In a nutshell: The actions must work. Implementation and integration into corporate routines are the crux of the matter. That’s what counts at the end of the day. But, naturally – depending on the client – there are starting bases that vary significantly. In the last three or four years, the major guidelines were always defined by severe external effects. Entire business models have changed, plus many overall conditions. If you want to remain successful as a company under such circumstances you need to go ahead and implement the actions for transformation. Using the automotive industry as a case in point: if I want to or need to part with IC engine passenger cars, moving toward electric mobility, then it’s not enough to just talk about it but calls for concrete action. So, implementation is the key aspect going forward – for the companies themselves and for the consultants. With our clients, we always summarize that positively in our credo: “It could work out! If …” And we need to find solutions for the “if.” Unfortunately, there’s no such thing as a single straight and right pathway in transformation and for optimizing resilience. You need to approach solutions carefully because there’s a lot of new ground involved in terms of content.

… the reasons why companies contact business consultancies
In most cases it’s not because they’re up to their necks in water, but there are different reasons. Often it’s a lack of capacity – capacity to create transparency for decision-making. In other words, for examining one’s own organization for a fundamental analysis. Or the capacity to execute the resulting decisions is lacking. That’s particularly the case whenever industries are subjected to, let’s say, multi-dynamic influences as they are in this phase. In that case, external assistance and opinion are simply accelerators that enhance efficiency extremely.

The expert
“It could work out! If …”© Ingenics

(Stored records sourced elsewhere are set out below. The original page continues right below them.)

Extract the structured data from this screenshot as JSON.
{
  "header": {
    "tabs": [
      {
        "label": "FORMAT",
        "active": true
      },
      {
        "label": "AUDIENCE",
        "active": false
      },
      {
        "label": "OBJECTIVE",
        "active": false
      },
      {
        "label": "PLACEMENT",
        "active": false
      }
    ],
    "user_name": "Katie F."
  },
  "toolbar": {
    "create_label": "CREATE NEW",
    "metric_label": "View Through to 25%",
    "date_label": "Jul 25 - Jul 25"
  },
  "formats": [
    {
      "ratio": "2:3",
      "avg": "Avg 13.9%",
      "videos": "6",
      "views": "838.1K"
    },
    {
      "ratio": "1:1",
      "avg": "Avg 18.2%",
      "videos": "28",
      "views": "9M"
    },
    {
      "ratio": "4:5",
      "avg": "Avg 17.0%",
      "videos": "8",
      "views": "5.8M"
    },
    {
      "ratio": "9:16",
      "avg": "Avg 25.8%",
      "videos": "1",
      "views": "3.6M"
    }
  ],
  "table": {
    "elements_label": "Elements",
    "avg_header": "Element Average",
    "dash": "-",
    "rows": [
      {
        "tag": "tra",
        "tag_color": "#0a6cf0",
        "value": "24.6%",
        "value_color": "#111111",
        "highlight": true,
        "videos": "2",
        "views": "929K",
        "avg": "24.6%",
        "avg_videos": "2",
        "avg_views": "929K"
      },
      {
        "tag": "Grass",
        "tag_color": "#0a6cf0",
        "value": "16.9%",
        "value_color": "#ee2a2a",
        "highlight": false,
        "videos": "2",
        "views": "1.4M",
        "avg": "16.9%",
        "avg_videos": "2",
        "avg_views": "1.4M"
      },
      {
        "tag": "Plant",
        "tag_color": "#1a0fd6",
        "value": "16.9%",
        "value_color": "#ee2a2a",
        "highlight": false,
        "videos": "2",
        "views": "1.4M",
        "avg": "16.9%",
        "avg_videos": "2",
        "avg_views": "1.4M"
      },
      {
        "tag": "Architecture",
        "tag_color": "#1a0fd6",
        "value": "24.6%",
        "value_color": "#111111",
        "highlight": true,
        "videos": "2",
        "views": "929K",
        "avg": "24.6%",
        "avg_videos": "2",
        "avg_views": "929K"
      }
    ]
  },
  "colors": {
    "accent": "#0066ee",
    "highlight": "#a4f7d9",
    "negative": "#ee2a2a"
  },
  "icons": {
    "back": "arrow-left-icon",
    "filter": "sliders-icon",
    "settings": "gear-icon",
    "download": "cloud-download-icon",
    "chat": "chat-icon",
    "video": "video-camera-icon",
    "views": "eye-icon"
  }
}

Andreas Hoberg studied production engineering in Ulm. Since 2005, he has been with Ingenics AG, a consulting firm with more than 500 employees at 20 locations in nine countries primarily serving manufacturing and logistics companies. Since 2011 he has been a managing partner with responsibility for strategy consulting, process and organizational consulting, and digitalization, among other things.